April 19, 2005

Ex-Hardwick man covers vote

Telegram & Gazette


From a window at the MSNBC television studio in Rome, Paul Wilkes watched yesterday as the first day of the first papal conclave of the new millennium ended with black smoke wafting from the Sistine Chapel’s chimney about 8 p.m. Rome time.

The signal meant the cardinals had failed to reach the required two-thirds majority in their first vote for a leader to replace Pope John Paul II.

Mr. Wilkes, a Catholic author, journalist and former Hardwick selectman who is covering the proceedings for the Beliefnet.com Web site, said he’d be surprised if a new pope is voted in before tomorrow.

“We’re going to have a pope by Wednesday or Thursday,” Mr. Wilkes, who now lives in South Carolina, said by telephone from Rome.

While speculation about the next pope has centered around conservatives such as Cardinal Joseph Ratzinger of Germany, Mr. Wilkes thinks the cardinals will pick more of a moderate to succeed John Paul, who died April 2 after 26 years as pope.

With church attendance dropping off steeply in Europe and Catholicism catching on rapidly in Latin America and Asia, the church needs a pope who can unify the world’s 1.1 billion Catholics. “The cardinals are trying to figure out who’s got the reach, who can bring the fragmented parts together,” Mr. Wilkes said.

In recent days, all manner of Catholic faithful have flocked to Rome and Vatican City to witness the succession.

The visitors have included a vocal contingent of American anti-clergy abuse activists who have come to spread word of the American clergy abuse crisis to Catholics from parts of the world that have not been as affected by the scandal.

They include Douglas native Philip J. Saviano, who says he was molested in the 1960s at St. Denis Parish in East Douglas by the Rev. David A. Holley, who is serving a 275-year prison sentence in New Mexico for child rape.

Mr. Saviano and other leaders of the national group Survivors Network of those Abused by Priests have been holding daily press conferences and protesting the high-profile Vatican role of former Boston Archbishop Bernard F. Law, who has admitted that he did not discipline priests accused of abusing youths in Boston-area parishes.

Mr. Saviano, 52, who now lives in Boston, said in a telephone interview from Rome that he hopes the next pope will be more open about the problem of pedophile priests, and will also allow discussion of changes supported by some Catholics, such as opening the priesthood to women and allowing clergy to marry.

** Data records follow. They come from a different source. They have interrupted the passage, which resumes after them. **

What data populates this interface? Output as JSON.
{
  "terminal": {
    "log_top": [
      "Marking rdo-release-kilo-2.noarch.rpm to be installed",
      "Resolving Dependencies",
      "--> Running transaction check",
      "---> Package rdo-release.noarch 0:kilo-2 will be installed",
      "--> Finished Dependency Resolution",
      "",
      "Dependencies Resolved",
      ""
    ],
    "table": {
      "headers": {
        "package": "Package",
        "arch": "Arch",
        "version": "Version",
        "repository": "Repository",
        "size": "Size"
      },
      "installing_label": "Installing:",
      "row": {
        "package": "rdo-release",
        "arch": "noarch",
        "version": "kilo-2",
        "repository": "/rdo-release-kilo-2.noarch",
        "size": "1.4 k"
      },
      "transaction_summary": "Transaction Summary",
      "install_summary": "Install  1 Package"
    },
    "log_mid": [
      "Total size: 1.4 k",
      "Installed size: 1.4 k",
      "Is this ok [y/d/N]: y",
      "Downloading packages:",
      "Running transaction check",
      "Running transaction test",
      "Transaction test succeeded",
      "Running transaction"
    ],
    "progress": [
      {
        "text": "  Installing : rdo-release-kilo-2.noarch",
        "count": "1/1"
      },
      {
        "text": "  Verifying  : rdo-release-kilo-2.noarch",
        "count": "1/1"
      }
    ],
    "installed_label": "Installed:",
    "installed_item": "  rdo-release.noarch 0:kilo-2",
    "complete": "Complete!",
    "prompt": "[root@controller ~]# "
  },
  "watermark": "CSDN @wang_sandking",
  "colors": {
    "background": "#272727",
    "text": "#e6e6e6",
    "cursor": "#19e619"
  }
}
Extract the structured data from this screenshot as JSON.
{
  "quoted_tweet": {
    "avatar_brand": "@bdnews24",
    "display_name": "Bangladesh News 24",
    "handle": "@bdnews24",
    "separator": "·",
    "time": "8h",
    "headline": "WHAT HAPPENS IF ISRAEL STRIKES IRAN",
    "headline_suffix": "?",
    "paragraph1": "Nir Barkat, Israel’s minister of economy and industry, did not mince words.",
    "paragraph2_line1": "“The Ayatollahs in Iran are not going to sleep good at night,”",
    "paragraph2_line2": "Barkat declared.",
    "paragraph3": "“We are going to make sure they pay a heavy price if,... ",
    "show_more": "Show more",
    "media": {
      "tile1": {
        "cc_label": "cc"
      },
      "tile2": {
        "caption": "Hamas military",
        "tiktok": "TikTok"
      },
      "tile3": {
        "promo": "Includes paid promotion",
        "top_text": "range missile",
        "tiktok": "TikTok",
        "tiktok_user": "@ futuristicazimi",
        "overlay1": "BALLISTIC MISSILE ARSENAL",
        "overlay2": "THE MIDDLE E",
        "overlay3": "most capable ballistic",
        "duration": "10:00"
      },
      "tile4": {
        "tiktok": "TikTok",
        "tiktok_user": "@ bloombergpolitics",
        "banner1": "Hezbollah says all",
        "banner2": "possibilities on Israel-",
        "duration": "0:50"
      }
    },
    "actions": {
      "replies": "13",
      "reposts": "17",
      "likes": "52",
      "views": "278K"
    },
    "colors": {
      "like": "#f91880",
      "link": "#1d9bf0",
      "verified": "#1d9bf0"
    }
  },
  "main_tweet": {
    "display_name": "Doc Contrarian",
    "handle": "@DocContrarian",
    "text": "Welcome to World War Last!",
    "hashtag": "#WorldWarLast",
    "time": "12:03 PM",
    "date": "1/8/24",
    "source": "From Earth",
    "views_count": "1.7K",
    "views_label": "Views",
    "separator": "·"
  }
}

“It would be nice if we had someone who could let a little bit of life in and listen to alternative views,” Mr. Saviano said. “But I’m not optimistic. Maybe it will have to wait until the next pope after that.”

Despite the ripple of news coverage that Mr. Saviano and his colleagues have been able to stir up, some observers say clergy abuse is not likely to be a major issue in the conclave.

That is because the problem has mostly been an American phenomenon, owing largely to the in-depth coverage devoted to it by newspapers such as the Boston Globe, Mr. Wilkes said.

“I don’t think it’s on the front burner,” said Mr. Wilkes, who wrote a 1993 article in the New Yorker magazine about the Rev. Ronald D. Provost, a former priest at a Barre church who was convicted of taking nude photographs of a 10-year-old boy.

Many of the Worcester Diocese’s 350,000 Catholics have been “waiting and praying” as the process to choose a new pope proceeds, said diocesan spokesman Raymond L. Delisle.

“There’s certainly anticipation. It’s been such a long time with Pope John Paul, a lot of us have never experienced this before or were very young when it happened,” he said. The top priority for John Paul II’s successor is going to be to promote “whatever supports the dignity of the individual.”

Posted by kshaw at April 19, 2005 05:35 AM